Madame Chair, Minister Amina Mohammed,
Let me start by thanking Kenya for its hospitality and for the excellent arrangements for this 10th Ministerial Conference of the World Trade Organization.
We also thank the Director-General, Ambassador Roberto Azevêdo, for his tireless efforts to revitalize the WTO in all its functions and to facilitate the successful outcomes we all expect in Nairobi.
The WTO has proven to be an indispensable institution since its establishment back in 1995. It has consolidated and reinforced the multilateral framework of trade rules and procedures. It has been a vital setting for monitoring trade relations and solving disputes. Through a system of multilateral commitments, it helped Members navigate the troubled waters of the 2008 financial crisis, avoiding the risks of protectionism and tariff wars. The Most Favored Nation clause remains the cornerstone that has allowed this construction to resist all kinds of weather.
But we have to admit that the WTO´s negotiating pillar is at a critical juncture. We are here in Nairobi after fourteen years of negotiations of the Doha Round and yet a political consensus on how to conclude the negotiations has so far eluded us. The Doha Round has been a collection of unfulfilled promises for developing countries. An indefensible asymmetry in disciplines and market access between industrial and agricultural products persists. At the same time, new mega-regional agreements raise questions about our collective commitment to the WTO as a negotiating forum.

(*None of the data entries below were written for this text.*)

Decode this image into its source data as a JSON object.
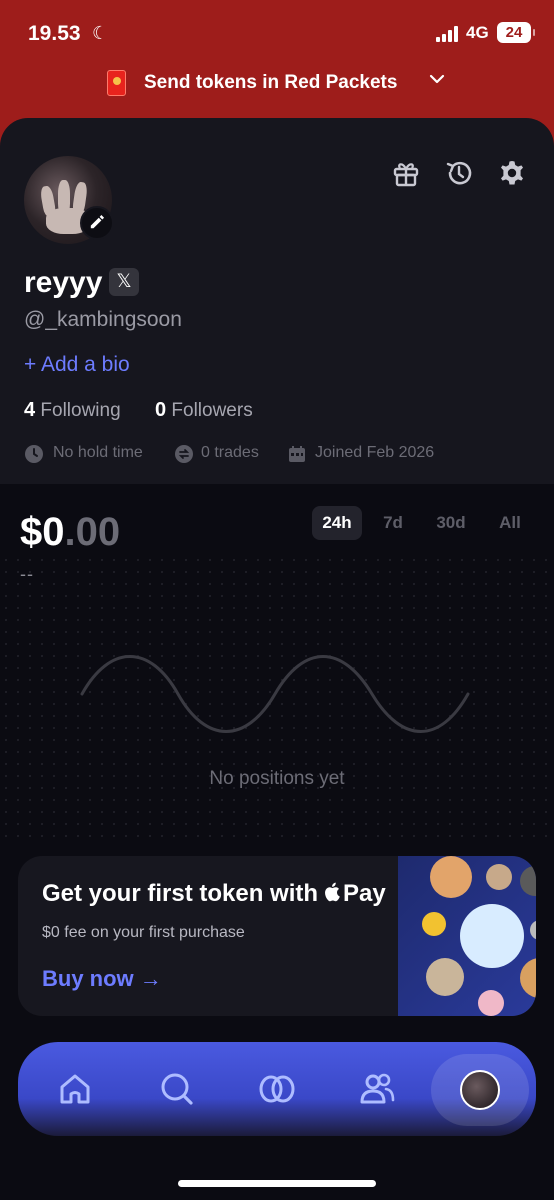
{
  "status_bar": {
    "time": "19.53",
    "network": "4G",
    "battery": "24"
  },
  "promo_banner": {
    "text": "Send tokens in Red Packets"
  },
  "profile": {
    "username": "reyyy",
    "x_badge": "𝕏",
    "handle": "@_kambingsoon",
    "add_bio": "+ Add a bio",
    "following_count": "4",
    "following_label": "Following",
    "followers_count": "0",
    "followers_label": "Followers",
    "hold_time": "No hold time",
    "trades": "0 trades",
    "joined": "Joined Feb 2026"
  },
  "portfolio": {
    "balance_main": "$0",
    "balance_decimals": ".00",
    "change": "--",
    "ranges": [
      "24h",
      "7d",
      "30d",
      "All"
    ],
    "active_range": "24h",
    "empty_message": "No positions yet"
  },
  "promo_card": {
    "title": "Get your first token with",
    "title_pay": "Pay",
    "subtitle": "$0 fee on your first purchase",
    "cta": "Buy now →"
  },
  "colors": {
    "topbar": "#9e1d1b",
    "accent": "#6d7cff",
    "nav": "#4a5ae0",
    "background": "#0b0b12"
  },
  "nav": {
    "items": [
      "home-icon",
      "search-icon",
      "trade-icon",
      "people-icon",
      "profile-avatar"
    ]
  }
}
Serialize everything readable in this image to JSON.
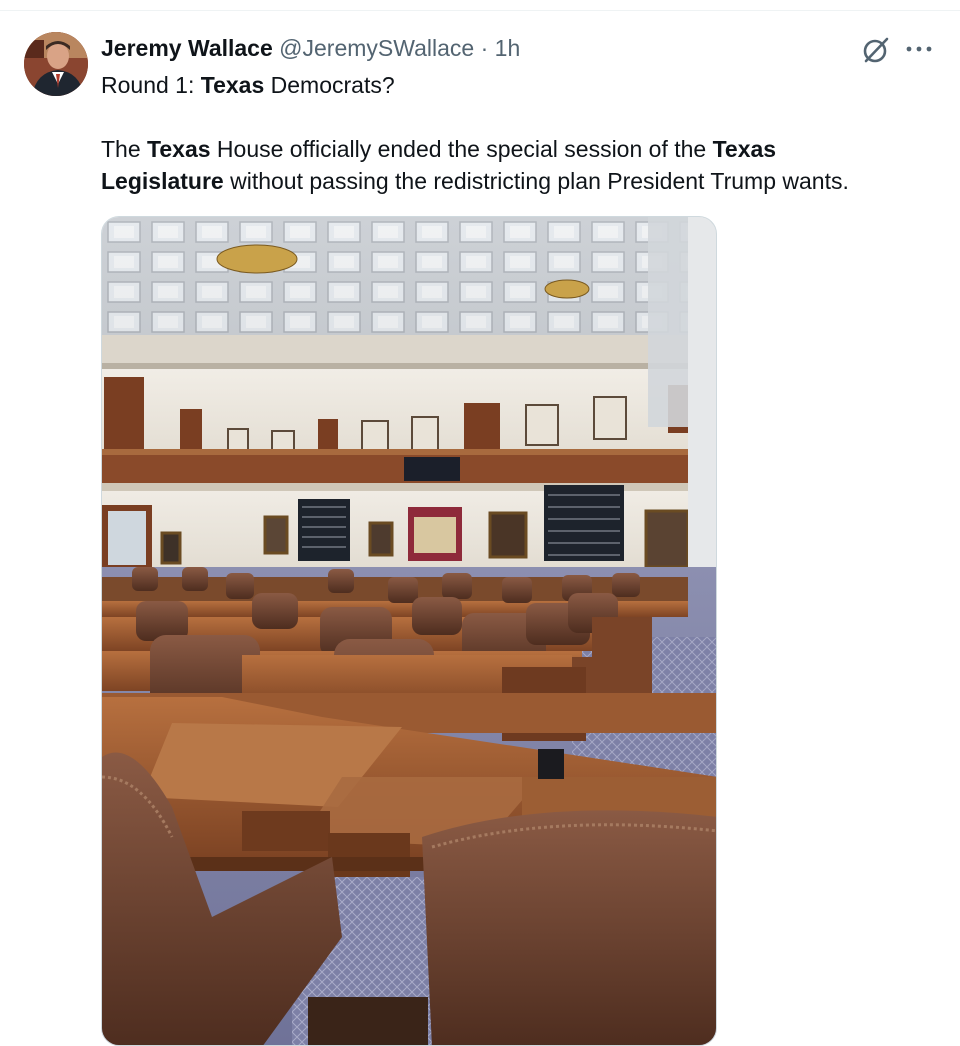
{
  "post": {
    "author_name": "Jeremy Wallace",
    "author_handle": "@JeremySWallace",
    "separator": "·",
    "time": "1h",
    "line1": {
      "a": "Round 1: ",
      "b": "Texas",
      "c": " Democrats?"
    },
    "body": {
      "a": "The ",
      "b": "Texas",
      "c": " House officially ended the special session of the ",
      "d": "Texas",
      "e": " ",
      "f": "Legislature",
      "g": " without passing the redistricting plan President Trump wants."
    }
  },
  "icons": {
    "grok": "grok-icon",
    "more": "more-dots-icon"
  },
  "colors": {
    "text": "#0f1419",
    "secondary": "#536471",
    "border": "#cfd9de"
  }
}
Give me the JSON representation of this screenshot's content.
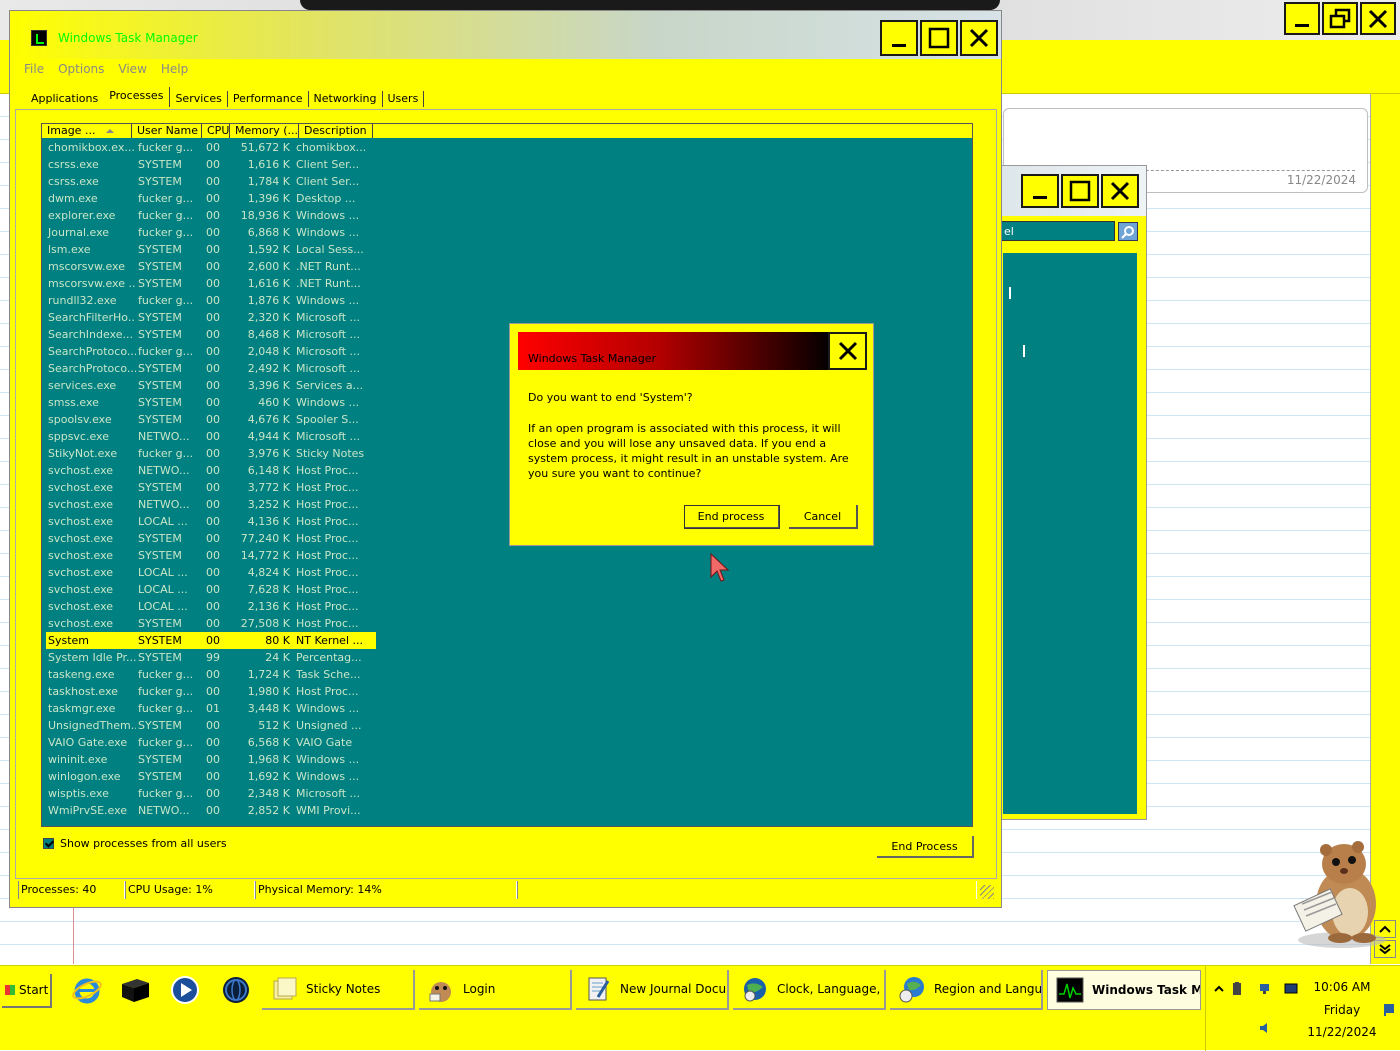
{
  "taskmgr": {
    "title": "Windows Task Manager",
    "menu": [
      "File",
      "Options",
      "View",
      "Help"
    ],
    "tabs": [
      "Applications",
      "Processes",
      "Services",
      "Performance",
      "Networking",
      "Users"
    ],
    "active_tab": "Processes",
    "columns": [
      "Image ...",
      "User Name",
      "CPU",
      "Memory (...",
      "Description"
    ],
    "rows": [
      [
        "chomikbox.ex...",
        "fucker g...",
        "00",
        "51,672 K",
        "chomikbox..."
      ],
      [
        "csrss.exe",
        "SYSTEM",
        "00",
        "1,616 K",
        "Client Ser..."
      ],
      [
        "csrss.exe",
        "SYSTEM",
        "00",
        "1,784 K",
        "Client Ser..."
      ],
      [
        "dwm.exe",
        "fucker g...",
        "00",
        "1,396 K",
        "Desktop ..."
      ],
      [
        "explorer.exe",
        "fucker g...",
        "00",
        "18,936 K",
        "Windows ..."
      ],
      [
        "Journal.exe",
        "fucker g...",
        "00",
        "6,868 K",
        "Windows ..."
      ],
      [
        "lsm.exe",
        "SYSTEM",
        "00",
        "1,592 K",
        "Local Sess..."
      ],
      [
        "mscorsvw.exe",
        "SYSTEM",
        "00",
        "2,600 K",
        ".NET Runt..."
      ],
      [
        "mscorsvw.exe ...",
        "SYSTEM",
        "00",
        "1,616 K",
        ".NET Runt..."
      ],
      [
        "rundll32.exe",
        "fucker g...",
        "00",
        "1,876 K",
        "Windows ..."
      ],
      [
        "SearchFilterHo...",
        "SYSTEM",
        "00",
        "2,320 K",
        "Microsoft ..."
      ],
      [
        "SearchIndexe...",
        "SYSTEM",
        "00",
        "8,468 K",
        "Microsoft ..."
      ],
      [
        "SearchProtoco...",
        "fucker g...",
        "00",
        "2,048 K",
        "Microsoft ..."
      ],
      [
        "SearchProtoco...",
        "SYSTEM",
        "00",
        "2,492 K",
        "Microsoft ..."
      ],
      [
        "services.exe",
        "SYSTEM",
        "00",
        "3,396 K",
        "Services a..."
      ],
      [
        "smss.exe",
        "SYSTEM",
        "00",
        "460 K",
        "Windows ..."
      ],
      [
        "spoolsv.exe",
        "SYSTEM",
        "00",
        "4,676 K",
        "Spooler S..."
      ],
      [
        "sppsvc.exe",
        "NETWO...",
        "00",
        "4,944 K",
        "Microsoft ..."
      ],
      [
        "StikyNot.exe",
        "fucker g...",
        "00",
        "3,976 K",
        "Sticky Notes"
      ],
      [
        "svchost.exe",
        "NETWO...",
        "00",
        "6,148 K",
        "Host Proc..."
      ],
      [
        "svchost.exe",
        "SYSTEM",
        "00",
        "3,772 K",
        "Host Proc..."
      ],
      [
        "svchost.exe",
        "NETWO...",
        "00",
        "3,252 K",
        "Host Proc..."
      ],
      [
        "svchost.exe",
        "LOCAL ...",
        "00",
        "4,136 K",
        "Host Proc..."
      ],
      [
        "svchost.exe",
        "SYSTEM",
        "00",
        "77,240 K",
        "Host Proc..."
      ],
      [
        "svchost.exe",
        "SYSTEM",
        "00",
        "14,772 K",
        "Host Proc..."
      ],
      [
        "svchost.exe",
        "LOCAL ...",
        "00",
        "4,824 K",
        "Host Proc..."
      ],
      [
        "svchost.exe",
        "LOCAL ...",
        "00",
        "7,628 K",
        "Host Proc..."
      ],
      [
        "svchost.exe",
        "LOCAL ...",
        "00",
        "2,136 K",
        "Host Proc..."
      ],
      [
        "svchost.exe",
        "SYSTEM",
        "00",
        "27,508 K",
        "Host Proc..."
      ],
      [
        "System",
        "SYSTEM",
        "00",
        "80 K",
        "NT Kernel ..."
      ],
      [
        "System Idle Pr...",
        "SYSTEM",
        "99",
        "24 K",
        "Percentag..."
      ],
      [
        "taskeng.exe",
        "fucker g...",
        "00",
        "1,724 K",
        "Task Sche..."
      ],
      [
        "taskhost.exe",
        "fucker g...",
        "00",
        "1,980 K",
        "Host Proc..."
      ],
      [
        "taskmgr.exe",
        "fucker g...",
        "01",
        "3,448 K",
        "Windows ..."
      ],
      [
        "UnsignedThem...",
        "SYSTEM",
        "00",
        "512 K",
        "Unsigned ..."
      ],
      [
        "VAIO Gate.exe",
        "fucker g...",
        "00",
        "6,568 K",
        "VAIO Gate"
      ],
      [
        "wininit.exe",
        "SYSTEM",
        "00",
        "1,968 K",
        "Windows ..."
      ],
      [
        "winlogon.exe",
        "SYSTEM",
        "00",
        "1,692 K",
        "Windows ..."
      ],
      [
        "wisptis.exe",
        "fucker g...",
        "00",
        "2,348 K",
        "Microsoft ..."
      ],
      [
        "WmiPrvSE.exe",
        "NETWO...",
        "00",
        "2,852 K",
        "WMI Provi..."
      ]
    ],
    "selected_index": 29,
    "show_all_label": "Show processes from all users",
    "end_process_label": "End Process",
    "status": {
      "processes": "Processes: 40",
      "cpu": "CPU Usage: 1%",
      "memory": "Physical Memory: 14%"
    }
  },
  "dialog": {
    "title": "Windows Task Manager",
    "question": "Do you want to end 'System'?",
    "message": "If an open program is associated with this process, it will close and you will lose any unsaved data. If you end a system process, it might result in an unstable system. Are you sure you want to continue?",
    "confirm_label": "End process",
    "cancel_label": "Cancel"
  },
  "journal": {
    "date": "11/22/2024"
  },
  "search_window": {
    "search_value": "el"
  },
  "taskbar": {
    "start_label": "Start",
    "buttons": [
      "Sticky Notes",
      "Login",
      "New Journal Docu...",
      "Clock, Language, a...",
      "Region and Langua...",
      "Windows Task Ma..."
    ],
    "active_button": "Windows Task Ma...",
    "clock": {
      "time": "10:06 AM",
      "day": "Friday",
      "date": "11/22/2024"
    }
  },
  "colors": {
    "theme": "#ffff00",
    "list_bg": "#008080",
    "title_text": "#00ff00",
    "dialog_title_start": "#ff0000"
  }
}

Over the years, Brazil and the G-20 devoted considerable resources and efforts to advance the Doha Development Agenda. We did so based on our log-term commitment to multilateralism and our conviction that systemic issues that affect and distort international trade, particularly in Agriculture, can only be adequately dealt with in the context of a multilateral framework.
Two years ago, in Bali, we came to a very significant result in the shape of the Trade Facilitation Agreement. But it was part of yet another unfulfilled promise: the promise that in two years' time we would meet to conclude the negotiation of the core issues of the Round.
In light of the fact that this is not going to happen, WTO faces two options in Nairobi, and I will be clear on our vision about that.
In the first option, we leave Nairobi with an agreement on the prohibition of export subsidies for agricultural products and equivalent measures and a meaningful package of results in favor of LDCs.
Export subsidies in agricultural products are widely recognized as the most pernicious form of distortion in agricultural trade and its prohibition is a long overdue aspiration of farmers in developing countries. Nairobi will then be a success and we will continue to redress the credibility of the negotiating pillar of the organization. We will have ascertained a basis upon which to aim for results in the remaining issues that we were negotiating in the DDA.
In the second option, we fail to deliver on this emblematic agricultural issue and try to cover up for failure with cosmetic results. In this scenario, the credibility of the Organization will crumble and it will face a tremendous risk of paralysis in a moment when transformations in international trade make its action most needed.
For Brazil, there is only one option: the first. We are fully commited to working towards success in Nairobi.
We came to Nairobi to negotiate. My mandate is given by a nation that seeks prosperity and social justice, a nation that believes in fairness and a future open for all, a country that has always believed in multilateral instruments as a means to that end. This is a mandate from which I will not distance myself.
Agriculture remains the area where we find the most glaring distortions in international trade, and where liberalization can be the most beneficial for developing countries. Delivering on the prohibition of export subsidies and equivalent measures does not mean, of course, that it becomes less important to pursue meaningful outcomes on Market Access and Domestic Support, but it is the necessary vital sign that WTO must send from Nairobi.